MATERIAL FOR THE TASK:
-------

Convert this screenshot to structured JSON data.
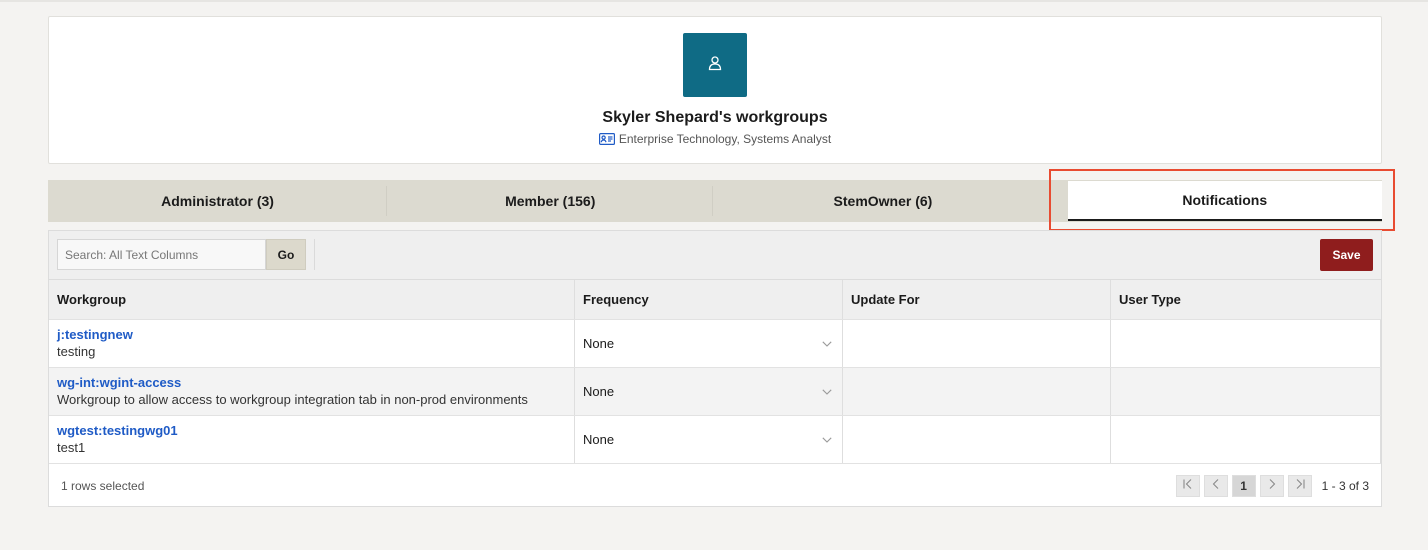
{
  "profile": {
    "title": "Skyler Shepard's workgroups",
    "subtitle": "Enterprise Technology, Systems Analyst",
    "avatar_color": "#0f6b85"
  },
  "tabs": [
    {
      "label": "Administrator (3)",
      "active": false
    },
    {
      "label": "Member (156)",
      "active": false
    },
    {
      "label": "StemOwner (6)",
      "active": false
    },
    {
      "label": "Notifications",
      "active": true
    }
  ],
  "toolbar": {
    "search_placeholder": "Search: All Text Columns",
    "go_label": "Go",
    "save_label": "Save",
    "save_color": "#8f1d1d"
  },
  "table": {
    "headers": [
      "Workgroup",
      "Frequency",
      "Update For",
      "User Type"
    ],
    "rows": [
      {
        "workgroup": "j:testingnew",
        "description": "testing",
        "frequency": "None",
        "update_for": "",
        "user_type": ""
      },
      {
        "workgroup": "wg-int:wgint-access",
        "description": "Workgroup to allow access to workgroup integration tab in non-prod environments",
        "frequency": "None",
        "update_for": "",
        "user_type": ""
      },
      {
        "workgroup": "wgtest:testingwg01",
        "description": "test1",
        "frequency": "None",
        "update_for": "",
        "user_type": ""
      }
    ]
  },
  "footer": {
    "rows_selected": "1 rows selected",
    "current_page": "1",
    "range": "1 - 3 of 3"
  },
  "colors": {
    "link": "#1f5bc6",
    "highlight": "#e84b31"
  }
}
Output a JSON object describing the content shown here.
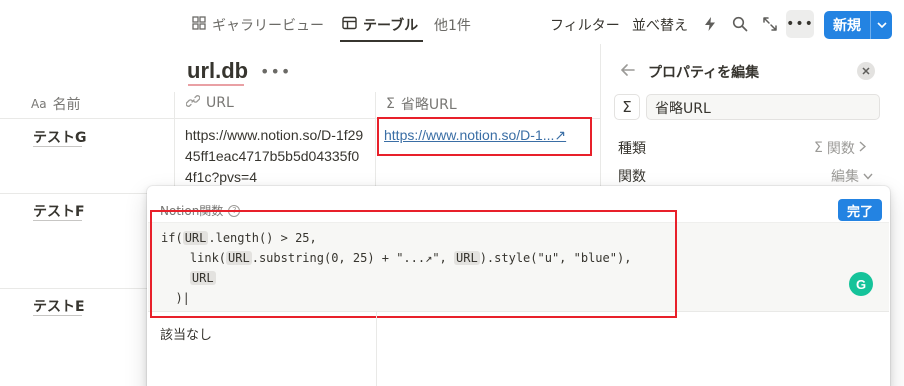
{
  "toolbar": {
    "tabs": [
      {
        "label": "ギャラリービュー",
        "icon": "gallery-icon"
      },
      {
        "label": "テーブル",
        "icon": "table-icon"
      },
      {
        "label": "他1件"
      }
    ],
    "filter_label": "フィルター",
    "sort_label": "並べ替え",
    "new_label": "新規"
  },
  "database": {
    "title": "url.db",
    "columns": [
      {
        "label": "名前",
        "icon_text": "Aa"
      },
      {
        "label": "URL",
        "icon": "link-icon"
      },
      {
        "label": "省略URL",
        "icon_text": "Σ"
      }
    ],
    "rows": [
      {
        "name": "テストG",
        "url": "https://www.notion.so/D-1f2945ff1eac4717b5b5d04335f04f1c?pvs=4",
        "short_url": "https://www.notion.so/D-1...↗"
      },
      {
        "name": "テストF"
      },
      {
        "name": "テストE"
      }
    ]
  },
  "panel": {
    "title": "プロパティを編集",
    "property_name": "省略URL",
    "type_label": "種類",
    "type_value": "関数",
    "function_label": "関数",
    "function_value": "編集"
  },
  "editor": {
    "label": "Notion関数",
    "done_label": "完了",
    "result_text": "該当なし",
    "formula": "if(URL.length() > 25,\n    link(URL.substring(0, 25) + \"...↗\", URL).style(\"u\", \"blue\"),\n    URL\n  )"
  },
  "colors": {
    "accent": "#2383e2",
    "link": "#3a6ea5",
    "highlight_box": "#e8202a"
  }
}
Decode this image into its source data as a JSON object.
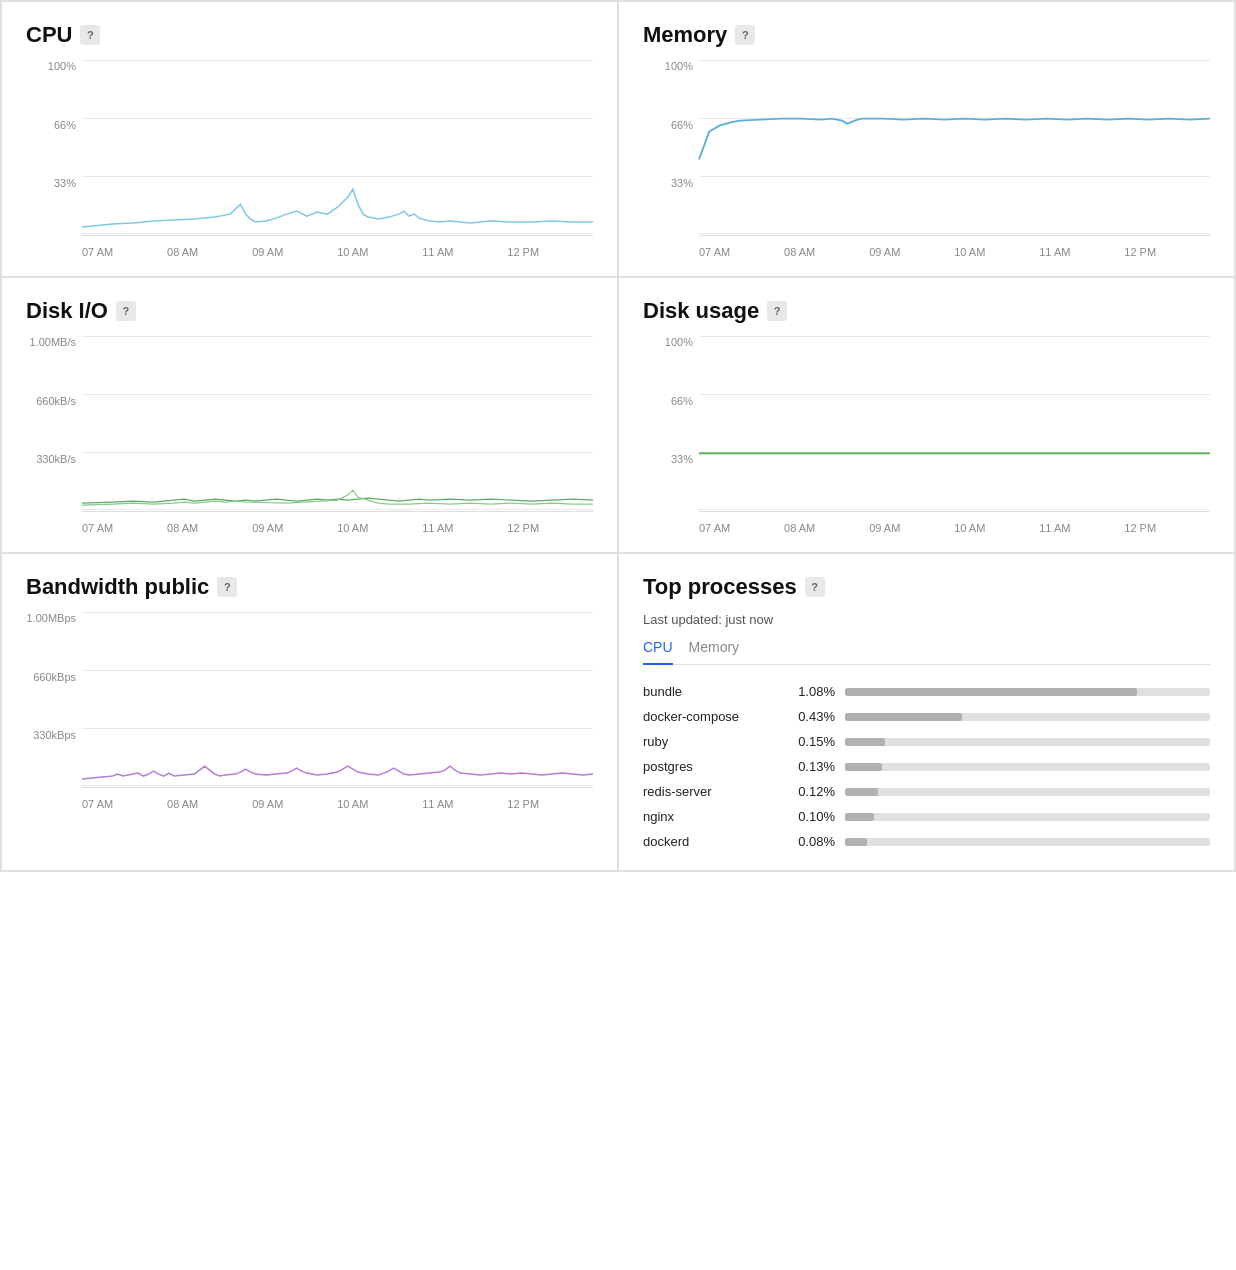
{
  "panels": {
    "cpu": {
      "title": "CPU",
      "help": "?",
      "y_labels": [
        "100%",
        "66%",
        "33%",
        ""
      ],
      "x_labels": [
        "07 AM",
        "08 AM",
        "09 AM",
        "10 AM",
        "11 AM",
        "12 PM",
        ""
      ],
      "color": "#7ec8e3",
      "type": "cpu"
    },
    "memory": {
      "title": "Memory",
      "help": "?",
      "y_labels": [
        "100%",
        "66%",
        "33%",
        ""
      ],
      "x_labels": [
        "07 AM",
        "08 AM",
        "09 AM",
        "10 AM",
        "11 AM",
        "12 PM",
        ""
      ],
      "color": "#5bafd6",
      "type": "memory"
    },
    "disk_io": {
      "title": "Disk I/O",
      "help": "?",
      "y_labels": [
        "1.00MB/s",
        "660kB/s",
        "330kB/s",
        ""
      ],
      "x_labels": [
        "07 AM",
        "08 AM",
        "09 AM",
        "10 AM",
        "11 AM",
        "12 PM",
        ""
      ],
      "color": "#6dbf7a",
      "type": "diskio"
    },
    "disk_usage": {
      "title": "Disk usage",
      "help": "?",
      "y_labels": [
        "100%",
        "66%",
        "33%",
        ""
      ],
      "x_labels": [
        "07 AM",
        "08 AM",
        "09 AM",
        "10 AM",
        "11 AM",
        "12 PM",
        ""
      ],
      "color": "#4caf50",
      "type": "diskusage"
    },
    "bandwidth": {
      "title": "Bandwidth public",
      "help": "?",
      "y_labels": [
        "1.00MBps",
        "660kBps",
        "330kBps",
        ""
      ],
      "x_labels": [
        "07 AM",
        "08 AM",
        "09 AM",
        "10 AM",
        "11 AM",
        "12 PM",
        ""
      ],
      "color": "#b57cdc",
      "type": "bandwidth"
    }
  },
  "top_processes": {
    "title": "Top processes",
    "help": "?",
    "last_updated": "Last updated: just now",
    "tabs": [
      "CPU",
      "Memory"
    ],
    "active_tab": "CPU",
    "processes": [
      {
        "name": "bundle",
        "pct": "1.08%",
        "bar": 80
      },
      {
        "name": "docker-compose",
        "pct": "0.43%",
        "bar": 32
      },
      {
        "name": "ruby",
        "pct": "0.15%",
        "bar": 11
      },
      {
        "name": "postgres",
        "pct": "0.13%",
        "bar": 10
      },
      {
        "name": "redis-server",
        "pct": "0.12%",
        "bar": 9
      },
      {
        "name": "nginx",
        "pct": "0.10%",
        "bar": 8
      },
      {
        "name": "dockerd",
        "pct": "0.08%",
        "bar": 6
      }
    ]
  }
}
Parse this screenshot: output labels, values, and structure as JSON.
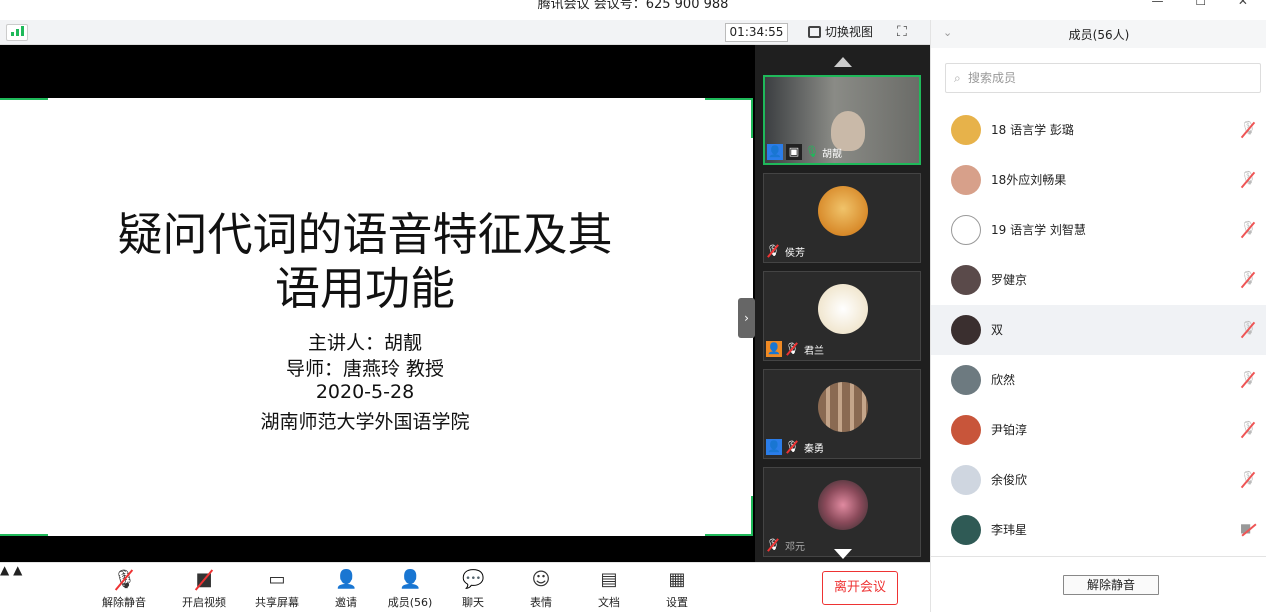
{
  "window": {
    "title": "腾讯会议 会议号：625 900 988",
    "controls": "— ☐ ✕"
  },
  "topbar": {
    "timer": "01:34:55",
    "switch_view": "切换视图"
  },
  "slide": {
    "title_line1": "疑问代词的语音特征及其",
    "title_line2": "语用功能",
    "speaker": "主讲人：胡靓",
    "advisor": "导师：唐燕玲 教授",
    "date": "2020-5-28",
    "institution": "湖南师范大学外国语学院"
  },
  "gallery": [
    {
      "name": "胡靓",
      "active": true,
      "mic": "on",
      "tag": "blue"
    },
    {
      "name": "侯芳",
      "active": false,
      "mic": "off",
      "tag": ""
    },
    {
      "name": "君兰",
      "active": false,
      "mic": "off",
      "tag": "orange"
    },
    {
      "name": "秦勇",
      "active": false,
      "mic": "off",
      "tag": "blue"
    },
    {
      "name": "邓元",
      "active": false,
      "mic": "off",
      "tag": ""
    }
  ],
  "toolbar": {
    "unmute": "解除静音",
    "video": "开启视频",
    "share": "共享屏幕",
    "invite": "邀请",
    "members": "成员(56)",
    "chat": "聊天",
    "emoji": "表情",
    "docs": "文档",
    "settings": "设置",
    "leave": "离开会议"
  },
  "panel": {
    "title": "成员(56人)",
    "search_placeholder": "搜索成员",
    "members": [
      {
        "name": "18 语言学 彭璐",
        "status": "muted",
        "color": "#e7b24a"
      },
      {
        "name": "18外应刘畅果",
        "status": "muted",
        "color": "#d7a08a"
      },
      {
        "name": "19 语言学 刘智慧",
        "status": "muted",
        "color": "#ffffff"
      },
      {
        "name": "罗健京",
        "status": "muted",
        "color": "#5a4a4a"
      },
      {
        "name": "双",
        "status": "muted",
        "color": "#3a2f2f"
      },
      {
        "name": "欣然",
        "status": "muted",
        "color": "#6d7a80"
      },
      {
        "name": "尹铂淳",
        "status": "muted",
        "color": "#c8553a"
      },
      {
        "name": "余俊欣",
        "status": "muted",
        "color": "#cfd6e0"
      },
      {
        "name": "李玮星",
        "status": "video-off",
        "color": "#2f5a55"
      }
    ],
    "footer_button": "解除静音"
  },
  "colors": {
    "accent_green": "#1fb95a",
    "leave_red": "#e33333",
    "mute_red": "#e55555"
  }
}
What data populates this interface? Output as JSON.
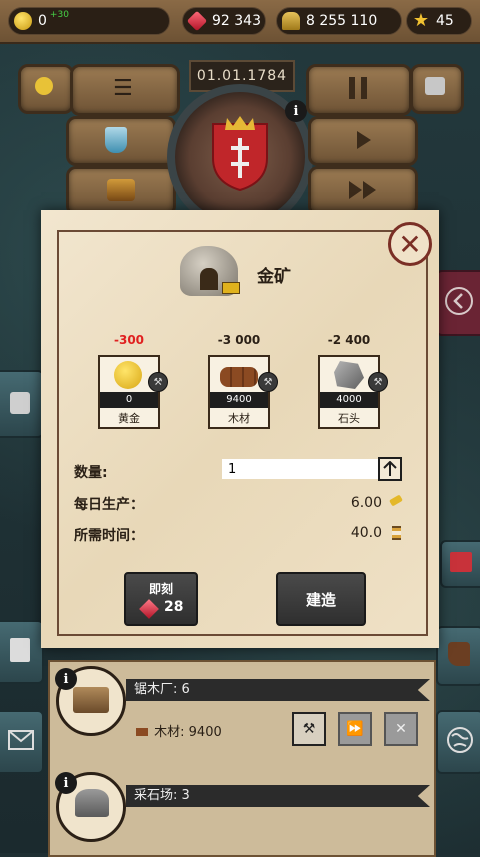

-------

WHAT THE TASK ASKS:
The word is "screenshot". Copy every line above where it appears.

FINISHED EXERCISE:
Convert this screenshot to structured JSON data.
Parse this screenshot: output labels, values, and structure as JSON.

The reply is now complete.